With Songwriter Going, Tramps May Pack It In


Cadillac Tramps, a leading band on the Orange County independent-alternative rock scene for the past four years, will decide in the coming days whether to break up or soldier on following the departure of guitarist Brian Coakley, the Tramps’ most prolific songwriter.

Coakley said Thursday that he told his four band mates last weekend that he will be leaving to concentrate on Rule 62, a band he has led since 1993 as a sidelight to Cadillac Tramps. He is scheduled to play his last two shows with the Tramps this weekend in Seattle and Vancouver.

Warren Renfrow, the Tramps’ bassist, said that he and the other remaining band members--singer Mike (Gabby) Gaborno, lead guitarist Jonny Wickersham and drummer Dieter Hartman--will decide after the road trip whether to continue without Coakley.

“Brian is a very influential part of the band. We’re going to weigh out whether it would be feasible for us to go on without him,” Renfrow said. “Personally, I would like to. Gabby and Jonny are capable of coming up with good songs, but they don’t write them at the rate Brian does. It’s going to be a lot of slack to pick up.”


Renfrow, Wickersham, Gaborno and Coakley are the founding members of the Tramps, whose only previous lineup changes have come in the revolving-door drummer’s slot (Hartman is the band’s fourth drummer).

Founded in 1987, Cadillac Tramps had become a club-packing phenomenon on the Orange County grass-roots scene by 1991, when it released the first of its three albums. The albums, all on Doctor Dream Records, have struck a balance between the streetwise humor that is a strong suit of front man Gaborno, and the dark intensity of some of its subject matter.

The band has toured extensively and, in a career highlight, was chosen by Pearl Jam to open two shows in Canada in 1993.

Coakley, 30, couldn’t single out a specific reason for leaving the band, but he mentioned a general dissatisfaction with its creative workings.

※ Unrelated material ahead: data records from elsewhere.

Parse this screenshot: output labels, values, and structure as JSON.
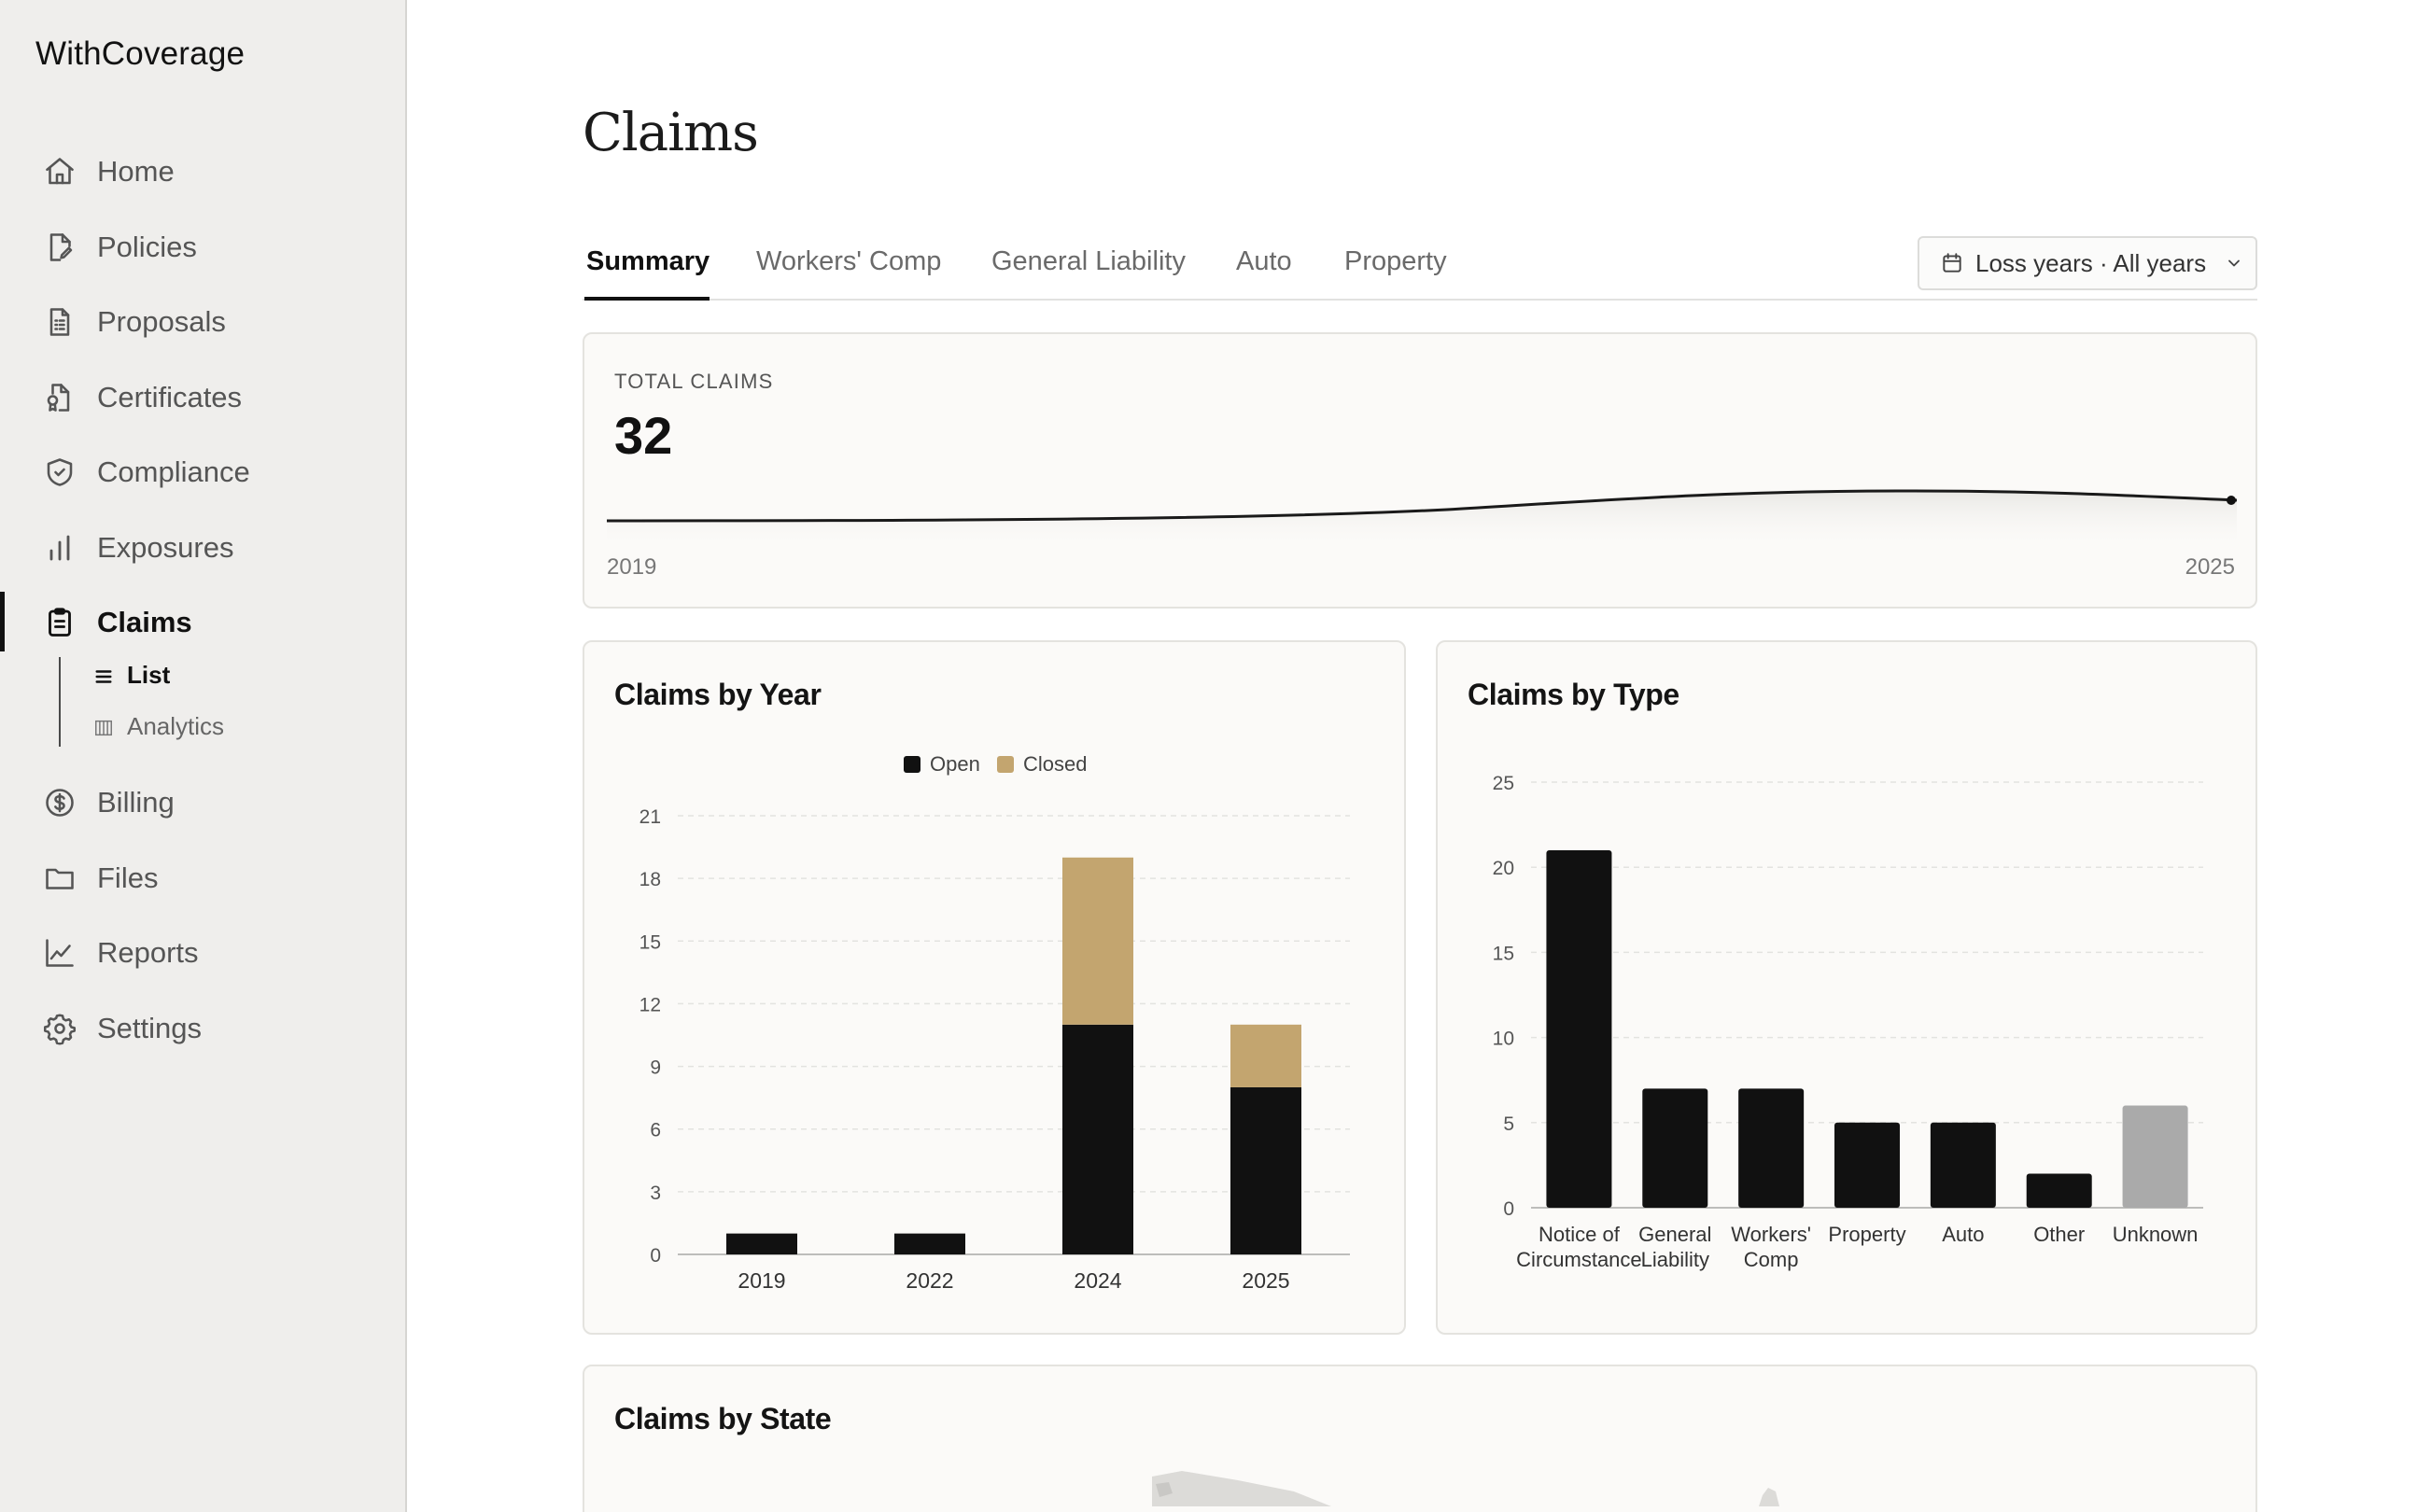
{
  "app": {
    "brand": "WithCoverage"
  },
  "sidebar": {
    "items": [
      {
        "label": "Home",
        "icon": "home-icon"
      },
      {
        "label": "Policies",
        "icon": "file-pen-icon"
      },
      {
        "label": "Proposals",
        "icon": "document-list-icon"
      },
      {
        "label": "Certificates",
        "icon": "certificate-icon"
      },
      {
        "label": "Compliance",
        "icon": "shield-check-icon"
      },
      {
        "label": "Exposures",
        "icon": "bar-chart-icon"
      },
      {
        "label": "Claims",
        "icon": "clipboard-icon",
        "active": true
      },
      {
        "label": "Billing",
        "icon": "dollar-circle-icon"
      },
      {
        "label": "Files",
        "icon": "folder-icon"
      },
      {
        "label": "Reports",
        "icon": "line-chart-icon"
      },
      {
        "label": "Settings",
        "icon": "gear-icon"
      }
    ],
    "claims_sub": [
      {
        "label": "List",
        "icon": "list-icon",
        "active": true
      },
      {
        "label": "Analytics",
        "icon": "columns-icon"
      }
    ]
  },
  "page": {
    "title": "Claims",
    "tabs": [
      {
        "label": "Summary",
        "active": true
      },
      {
        "label": "Workers' Comp"
      },
      {
        "label": "General Liability"
      },
      {
        "label": "Auto"
      },
      {
        "label": "Property"
      }
    ],
    "filter_label": "Loss years · All years"
  },
  "total_claims": {
    "label": "TOTAL CLAIMS",
    "value": "32",
    "start_label": "2019",
    "end_label": "2025"
  },
  "colors": {
    "open": "#111111",
    "closed": "#c3a56f",
    "unknown": "#aaaaaa",
    "grid": "#e3e3e0",
    "axis": "#bdbdbb",
    "tick": "#555555"
  },
  "chart_data": [
    {
      "id": "claims-by-year",
      "type": "bar",
      "title": "Claims by Year",
      "stacked": true,
      "categories": [
        "2019",
        "2022",
        "2024",
        "2025"
      ],
      "series": [
        {
          "name": "Open",
          "values": [
            1,
            1,
            11,
            8
          ]
        },
        {
          "name": "Closed",
          "values": [
            0,
            0,
            8,
            3
          ]
        }
      ],
      "yticks": [
        0,
        3,
        6,
        9,
        12,
        15,
        18,
        21
      ],
      "ylim": [
        0,
        21
      ],
      "legend": "top-center",
      "grid": true
    },
    {
      "id": "claims-by-type",
      "type": "bar",
      "title": "Claims by Type",
      "categories": [
        "Notice of Circumstance",
        "General Liability",
        "Workers' Comp",
        "Property",
        "Auto",
        "Other",
        "Unknown"
      ],
      "category_lines": [
        [
          "Notice of",
          "Circumstance"
        ],
        [
          "General",
          "Liability"
        ],
        [
          "Workers'",
          "Comp"
        ],
        [
          "Property"
        ],
        [
          "Auto"
        ],
        [
          "Other"
        ],
        [
          "Unknown"
        ]
      ],
      "values": [
        21,
        7,
        7,
        5,
        5,
        2,
        6
      ],
      "yticks": [
        0,
        5,
        10,
        15,
        20,
        25
      ],
      "ylim": [
        0,
        25
      ],
      "grid": true
    }
  ],
  "claims_by_state": {
    "title": "Claims by State"
  }
}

He emphasized that he remains friendly with the Tramps and said he is willing to help them by playing gigs until they find a new guitar player, or by co-writing songs with them in the future.


“I felt if I step aside, the continuing members will probably work really hard, and it’ll be a good thing,” Coakley said.

Mainly a guitarist and backup singer in the Tramps, Coakley is the lead singer and focal point of Rule 62. The band’s debut album, “Love and Decline,” came out last year on Lethal Records, a small Orange County/Long Beach label.

Coakley said that several record companies have been looking at Cadillac Tramps, whose contract with Doctor Dream ran out after the 1994 release “It’s Allright.”

“We were actually poised, and maybe the band still is, for a really good record deal,” Coakley said. “You could name a big list of labels that are interested in the Tramps. They’re waiting to hear what the new material sounds like.”


Renfrow said the band had been getting ready to make demo recordings to court record companies when Coakley announced his decision to quit. At this point, he said, “there is absolutely nothing on the table” as far as attractive offers from labels.

* Rule 62 plays an acoustic set Monday at 10 p.m. at the Blue Cafe, 210 Promenade North, Long Beach. (310) 983-7111.